Do not let hollow-handed silverware or hollowware stand in water as a combination of heat, water, and detergent may loosen soldering.

Cleaning or polishing silver while wearing rubber gloves promotes tarnish. Instead, choose plastic or cotton gloves.

Removing tarnish, usually by means of an abrasive polish means removing some of the silver itself. Since silver is softer than many other metals and therefore scratches easily, the trick here is to be gentle.

For silver, which is only lightly tarnished, a polishing cloth is gentlest, as it does not contain a high concentration of abrasives. It ca be used on a regular basis to maintain a shiny appearance.

Home Remedy—To clean off tarnish, coat the silver with Colgate powder kneaded into a thick paste, leave it for 20 minutes, work it into a foam, rinse it off and wipe it clean with a soft cloth. For stubborn stains or intricate grooves, use an old soft-bristled toothbrush. Avoid using pastes which are old or dried out.

After cleaning, unsightly polish residue will be left on the surface unless the object is carefully washed; a soft toothpick or a soft horse hair brush can be used to dislodge residue from crevices.

Silver with deeply "carved" patterns that are enhanced by an oxide or French gray finish should be hand polished with a high quality silver cream or polish. Hand rubbing develops patina on silver, which adds to its beauty.

Ornamental silver pieces that have been lacquered may be washed in lukewarm water; hot water could remove the lacquer.

Whatever product you choose for your silver, don't make the mistake of trying to remove all tarnish; in decorative areas it is meant to enhance texture and relief, and contributes to the aesthetic appearance of the piece. Your silver will continue to give you pleasure if you take proper steps to maintain it by preventing tarnish as much as possible.

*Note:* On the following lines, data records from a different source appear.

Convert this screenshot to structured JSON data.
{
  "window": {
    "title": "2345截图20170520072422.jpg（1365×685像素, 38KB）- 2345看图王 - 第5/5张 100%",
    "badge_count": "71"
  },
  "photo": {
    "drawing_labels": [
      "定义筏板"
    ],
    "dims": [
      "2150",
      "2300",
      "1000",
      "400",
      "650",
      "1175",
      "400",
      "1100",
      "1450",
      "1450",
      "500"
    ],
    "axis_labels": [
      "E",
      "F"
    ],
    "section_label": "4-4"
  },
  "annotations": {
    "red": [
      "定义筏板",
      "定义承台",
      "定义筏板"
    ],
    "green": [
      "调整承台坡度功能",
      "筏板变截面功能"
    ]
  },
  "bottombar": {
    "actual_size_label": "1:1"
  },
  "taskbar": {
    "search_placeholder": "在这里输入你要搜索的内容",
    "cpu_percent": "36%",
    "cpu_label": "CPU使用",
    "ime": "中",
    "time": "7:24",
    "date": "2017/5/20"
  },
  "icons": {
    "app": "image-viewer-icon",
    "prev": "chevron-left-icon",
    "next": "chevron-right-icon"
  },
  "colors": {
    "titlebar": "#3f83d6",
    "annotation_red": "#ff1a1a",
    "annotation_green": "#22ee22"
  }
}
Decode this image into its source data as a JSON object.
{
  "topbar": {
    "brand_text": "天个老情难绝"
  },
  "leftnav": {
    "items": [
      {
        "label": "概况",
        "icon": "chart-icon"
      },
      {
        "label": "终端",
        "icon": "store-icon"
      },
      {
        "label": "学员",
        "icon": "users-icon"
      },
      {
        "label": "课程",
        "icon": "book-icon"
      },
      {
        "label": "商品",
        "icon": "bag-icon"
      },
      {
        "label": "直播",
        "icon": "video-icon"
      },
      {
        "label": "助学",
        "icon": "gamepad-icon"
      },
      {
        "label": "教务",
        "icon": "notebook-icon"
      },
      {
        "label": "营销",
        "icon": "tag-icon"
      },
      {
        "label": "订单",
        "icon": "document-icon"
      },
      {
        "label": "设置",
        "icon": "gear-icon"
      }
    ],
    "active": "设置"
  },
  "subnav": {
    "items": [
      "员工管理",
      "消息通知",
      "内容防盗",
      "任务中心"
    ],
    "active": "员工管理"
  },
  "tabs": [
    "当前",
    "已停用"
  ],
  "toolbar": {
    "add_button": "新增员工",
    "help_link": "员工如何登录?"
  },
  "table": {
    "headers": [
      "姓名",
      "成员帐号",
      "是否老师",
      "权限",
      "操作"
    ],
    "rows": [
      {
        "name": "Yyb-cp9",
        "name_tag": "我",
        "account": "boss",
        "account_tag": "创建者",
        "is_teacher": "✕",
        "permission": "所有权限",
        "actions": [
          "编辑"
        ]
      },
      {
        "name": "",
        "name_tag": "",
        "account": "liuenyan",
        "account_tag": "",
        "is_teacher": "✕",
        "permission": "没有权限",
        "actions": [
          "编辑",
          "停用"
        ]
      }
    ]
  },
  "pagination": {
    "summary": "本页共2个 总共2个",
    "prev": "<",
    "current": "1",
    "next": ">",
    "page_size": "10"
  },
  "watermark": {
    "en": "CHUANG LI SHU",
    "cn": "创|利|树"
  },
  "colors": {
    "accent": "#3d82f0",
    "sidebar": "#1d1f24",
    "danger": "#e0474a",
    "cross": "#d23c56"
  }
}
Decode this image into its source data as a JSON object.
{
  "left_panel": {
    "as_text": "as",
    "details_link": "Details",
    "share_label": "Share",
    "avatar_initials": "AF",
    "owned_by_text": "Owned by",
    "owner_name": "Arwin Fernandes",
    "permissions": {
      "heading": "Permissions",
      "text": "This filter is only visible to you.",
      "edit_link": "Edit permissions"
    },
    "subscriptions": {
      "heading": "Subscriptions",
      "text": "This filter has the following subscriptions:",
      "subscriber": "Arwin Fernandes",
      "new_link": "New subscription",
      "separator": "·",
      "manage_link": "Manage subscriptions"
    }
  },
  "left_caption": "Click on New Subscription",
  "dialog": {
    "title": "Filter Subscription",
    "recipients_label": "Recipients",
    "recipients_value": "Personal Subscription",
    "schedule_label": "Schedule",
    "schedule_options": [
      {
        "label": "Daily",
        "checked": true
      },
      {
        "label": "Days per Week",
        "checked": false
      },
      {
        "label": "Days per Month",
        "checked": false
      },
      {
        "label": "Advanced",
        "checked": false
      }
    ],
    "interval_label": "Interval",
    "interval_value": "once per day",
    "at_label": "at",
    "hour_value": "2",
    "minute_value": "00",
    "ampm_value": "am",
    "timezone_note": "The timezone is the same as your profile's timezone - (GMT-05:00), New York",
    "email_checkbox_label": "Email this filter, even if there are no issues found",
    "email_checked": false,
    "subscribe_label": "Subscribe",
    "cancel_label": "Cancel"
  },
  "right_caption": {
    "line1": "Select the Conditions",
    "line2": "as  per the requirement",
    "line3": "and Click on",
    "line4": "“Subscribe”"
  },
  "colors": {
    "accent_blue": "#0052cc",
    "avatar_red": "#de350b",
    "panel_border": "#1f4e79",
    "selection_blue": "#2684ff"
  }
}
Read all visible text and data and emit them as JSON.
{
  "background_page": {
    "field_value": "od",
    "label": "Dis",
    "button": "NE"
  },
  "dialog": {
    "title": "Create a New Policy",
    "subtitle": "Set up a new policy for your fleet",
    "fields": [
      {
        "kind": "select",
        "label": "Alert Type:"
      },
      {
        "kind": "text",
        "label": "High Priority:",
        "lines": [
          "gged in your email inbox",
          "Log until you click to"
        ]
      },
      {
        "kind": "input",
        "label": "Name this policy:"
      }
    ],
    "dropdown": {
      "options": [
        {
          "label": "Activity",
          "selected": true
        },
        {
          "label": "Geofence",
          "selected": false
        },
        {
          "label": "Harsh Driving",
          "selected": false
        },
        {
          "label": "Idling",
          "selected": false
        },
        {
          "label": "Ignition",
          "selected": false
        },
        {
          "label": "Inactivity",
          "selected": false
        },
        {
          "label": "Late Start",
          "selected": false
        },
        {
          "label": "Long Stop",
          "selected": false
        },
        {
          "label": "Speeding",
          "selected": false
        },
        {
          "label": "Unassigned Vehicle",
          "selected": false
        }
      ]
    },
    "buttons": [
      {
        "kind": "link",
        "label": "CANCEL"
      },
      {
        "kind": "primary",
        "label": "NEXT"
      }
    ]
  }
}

This article originally appeared in the October, 2005 issue of Indian Design & Interiors magazine.